** Activity **
Every entry that follows needs to be repeated exactly.

** Given information **

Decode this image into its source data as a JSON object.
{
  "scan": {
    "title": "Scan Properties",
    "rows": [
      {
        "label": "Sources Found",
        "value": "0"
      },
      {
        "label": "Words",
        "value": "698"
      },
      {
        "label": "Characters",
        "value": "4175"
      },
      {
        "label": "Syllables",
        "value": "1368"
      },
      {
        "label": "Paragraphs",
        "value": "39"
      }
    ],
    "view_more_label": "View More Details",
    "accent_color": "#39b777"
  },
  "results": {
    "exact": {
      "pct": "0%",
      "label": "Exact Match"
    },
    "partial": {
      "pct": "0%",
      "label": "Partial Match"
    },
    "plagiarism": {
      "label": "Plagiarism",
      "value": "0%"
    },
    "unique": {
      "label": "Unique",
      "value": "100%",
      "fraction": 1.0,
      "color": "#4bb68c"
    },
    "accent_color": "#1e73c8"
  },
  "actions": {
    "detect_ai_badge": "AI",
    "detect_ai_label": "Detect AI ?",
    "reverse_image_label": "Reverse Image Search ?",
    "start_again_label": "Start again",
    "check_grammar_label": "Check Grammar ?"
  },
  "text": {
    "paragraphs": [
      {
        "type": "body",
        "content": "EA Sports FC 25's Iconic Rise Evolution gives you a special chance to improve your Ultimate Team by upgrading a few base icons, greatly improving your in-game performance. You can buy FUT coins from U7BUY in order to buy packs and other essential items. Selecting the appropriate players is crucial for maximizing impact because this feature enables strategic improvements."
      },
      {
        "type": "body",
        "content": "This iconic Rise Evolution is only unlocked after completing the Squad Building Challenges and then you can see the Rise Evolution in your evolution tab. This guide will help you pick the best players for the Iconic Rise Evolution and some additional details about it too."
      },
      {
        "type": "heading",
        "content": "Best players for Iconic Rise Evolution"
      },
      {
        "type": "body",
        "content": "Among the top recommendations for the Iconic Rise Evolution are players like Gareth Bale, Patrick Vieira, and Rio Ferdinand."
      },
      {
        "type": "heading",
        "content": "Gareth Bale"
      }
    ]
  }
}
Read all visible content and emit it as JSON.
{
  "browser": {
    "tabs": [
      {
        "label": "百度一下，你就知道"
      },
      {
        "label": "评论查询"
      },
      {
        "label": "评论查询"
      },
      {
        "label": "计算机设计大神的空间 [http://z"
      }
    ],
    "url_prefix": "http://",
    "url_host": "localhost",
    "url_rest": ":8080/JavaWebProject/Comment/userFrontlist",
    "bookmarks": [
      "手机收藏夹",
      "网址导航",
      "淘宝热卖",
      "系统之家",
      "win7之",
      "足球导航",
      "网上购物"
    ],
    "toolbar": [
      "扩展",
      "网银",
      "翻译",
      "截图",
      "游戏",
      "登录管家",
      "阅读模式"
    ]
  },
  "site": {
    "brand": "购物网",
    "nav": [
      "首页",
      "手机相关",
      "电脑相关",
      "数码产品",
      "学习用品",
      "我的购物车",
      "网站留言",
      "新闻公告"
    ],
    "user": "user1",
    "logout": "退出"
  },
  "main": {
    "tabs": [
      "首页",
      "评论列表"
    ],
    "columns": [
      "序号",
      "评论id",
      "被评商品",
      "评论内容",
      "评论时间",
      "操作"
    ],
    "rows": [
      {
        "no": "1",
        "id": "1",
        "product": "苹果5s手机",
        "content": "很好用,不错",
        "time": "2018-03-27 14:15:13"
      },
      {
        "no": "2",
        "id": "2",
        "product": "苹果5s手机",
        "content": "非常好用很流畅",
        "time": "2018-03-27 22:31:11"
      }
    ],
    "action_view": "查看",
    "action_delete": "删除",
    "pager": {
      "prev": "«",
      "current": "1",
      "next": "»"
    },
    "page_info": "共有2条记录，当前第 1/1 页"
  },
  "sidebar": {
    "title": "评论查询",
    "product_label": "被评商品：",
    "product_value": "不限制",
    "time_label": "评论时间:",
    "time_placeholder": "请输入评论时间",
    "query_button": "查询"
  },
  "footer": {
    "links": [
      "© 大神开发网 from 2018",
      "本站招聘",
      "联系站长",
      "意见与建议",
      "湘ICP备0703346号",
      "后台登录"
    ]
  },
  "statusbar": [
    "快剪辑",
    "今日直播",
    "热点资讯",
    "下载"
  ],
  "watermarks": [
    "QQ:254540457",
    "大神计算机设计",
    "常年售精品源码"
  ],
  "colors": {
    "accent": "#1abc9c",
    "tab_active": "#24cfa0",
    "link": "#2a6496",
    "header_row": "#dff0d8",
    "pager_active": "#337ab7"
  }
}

** Task solution **
Decode this image into its source data as a JSON object.
{
  "scan": {
    "title": "Scan Properties",
    "rows": [
      {
        "label": "Sources Found",
        "value": "0"
      },
      {
        "label": "Words",
        "value": "698"
      },
      {
        "label": "Characters",
        "value": "4175"
      },
      {
        "label": "Syllables",
        "value": "1368"
      },
      {
        "label": "Paragraphs",
        "value": "39"
      }
    ],
    "view_more_label": "View More Details",
    "accent_color": "#39b777"
  },
  "results": {
    "exact": {
      "pct": "0%",
      "label": "Exact Match"
    },
    "partial": {
      "pct": "0%",
      "label": "Partial Match"
    },
    "plagiarism": {
      "label": "Plagiarism",
      "value": "0%"
    },
    "unique": {
      "label": "Unique",
      "value": "100%",
      "fraction": 1.0,
      "color": "#4bb68c"
    },
    "accent_color": "#1e73c8"
  },
  "actions": {
    "detect_ai_badge": "AI",
    "detect_ai_label": "Detect AI ?",
    "reverse_image_label": "Reverse Image Search ?",
    "start_again_label": "Start again",
    "check_grammar_label": "Check Grammar ?"
  },
  "text": {
    "paragraphs": [
      {
        "type": "body",
        "content": "EA Sports FC 25's Iconic Rise Evolution gives you a special chance to improve your Ultimate Team by upgrading a few base icons, greatly improving your in-game performance. You can buy FUT coins from U7BUY in order to buy packs and other essential items. Selecting the appropriate players is crucial for maximizing impact because this feature enables strategic improvements."
      },
      {
        "type": "body",
        "content": "This iconic Rise Evolution is only unlocked after completing the Squad Building Challenges and then you can see the Rise Evolution in your evolution tab. This guide will help you pick the best players for the Iconic Rise Evolution and some additional details about it too."
      },
      {
        "type": "heading",
        "content": "Best players for Iconic Rise Evolution"
      },
      {
        "type": "body",
        "content": "Among the top recommendations for the Iconic Rise Evolution are players like Gareth Bale, Patrick Vieira, and Rio Ferdinand."
      },
      {
        "type": "heading",
        "content": "Gareth Bale"
      }
    ]
  }
}
Read all visible content and emit it as JSON.
{
  "browser": {
    "tabs": [
      {
        "label": "百度一下，你就知道"
      },
      {
        "label": "评论查询"
      },
      {
        "label": "评论查询"
      },
      {
        "label": "计算机设计大神的空间 [http://z"
      }
    ],
    "url_prefix": "http://",
    "url_host": "localhost",
    "url_rest": ":8080/JavaWebProject/Comment/userFrontlist",
    "bookmarks": [
      "手机收藏夹",
      "网址导航",
      "淘宝热卖",
      "系统之家",
      "win7之",
      "足球导航",
      "网上购物"
    ],
    "toolbar": [
      "扩展",
      "网银",
      "翻译",
      "截图",
      "游戏",
      "登录管家",
      "阅读模式"
    ]
  },
  "site": {
    "brand": "购物网",
    "nav": [
      "首页",
      "手机相关",
      "电脑相关",
      "数码产品",
      "学习用品",
      "我的购物车",
      "网站留言",
      "新闻公告"
    ],
    "user": "user1",
    "logout": "退出"
  },
  "main": {
    "tabs": [
      "首页",
      "评论列表"
    ],
    "columns": [
      "序号",
      "评论id",
      "被评商品",
      "评论内容",
      "评论时间",
      "操作"
    ],
    "rows": [
      {
        "no": "1",
        "id": "1",
        "product": "苹果5s手机",
        "content": "很好用,不错",
        "time": "2018-03-27 14:15:13"
      },
      {
        "no": "2",
        "id": "2",
        "product": "苹果5s手机",
        "content": "非常好用很流畅",
        "time": "2018-03-27 22:31:11"
      }
    ],
    "action_view": "查看",
    "action_delete": "删除",
    "pager": {
      "prev": "«",
      "current": "1",
      "next": "»"
    },
    "page_info": "共有2条记录，当前第 1/1 页"
  },
  "sidebar": {
    "title": "评论查询",
    "product_label": "被评商品：",
    "product_value": "不限制",
    "time_label": "评论时间:",
    "time_placeholder": "请输入评论时间",
    "query_button": "查询"
  },
  "footer": {
    "links": [
      "© 大神开发网 from 2018",
      "本站招聘",
      "联系站长",
      "意见与建议",
      "湘ICP备0703346号",
      "后台登录"
    ]
  },
  "statusbar": [
    "快剪辑",
    "今日直播",
    "热点资讯",
    "下载"
  ],
  "watermarks": [
    "QQ:254540457",
    "大神计算机设计",
    "常年售精品源码"
  ],
  "colors": {
    "accent": "#1abc9c",
    "tab_active": "#24cfa0",
    "link": "#2a6496",
    "header_row": "#dff0d8",
    "pager_active": "#337ab7"
  }
}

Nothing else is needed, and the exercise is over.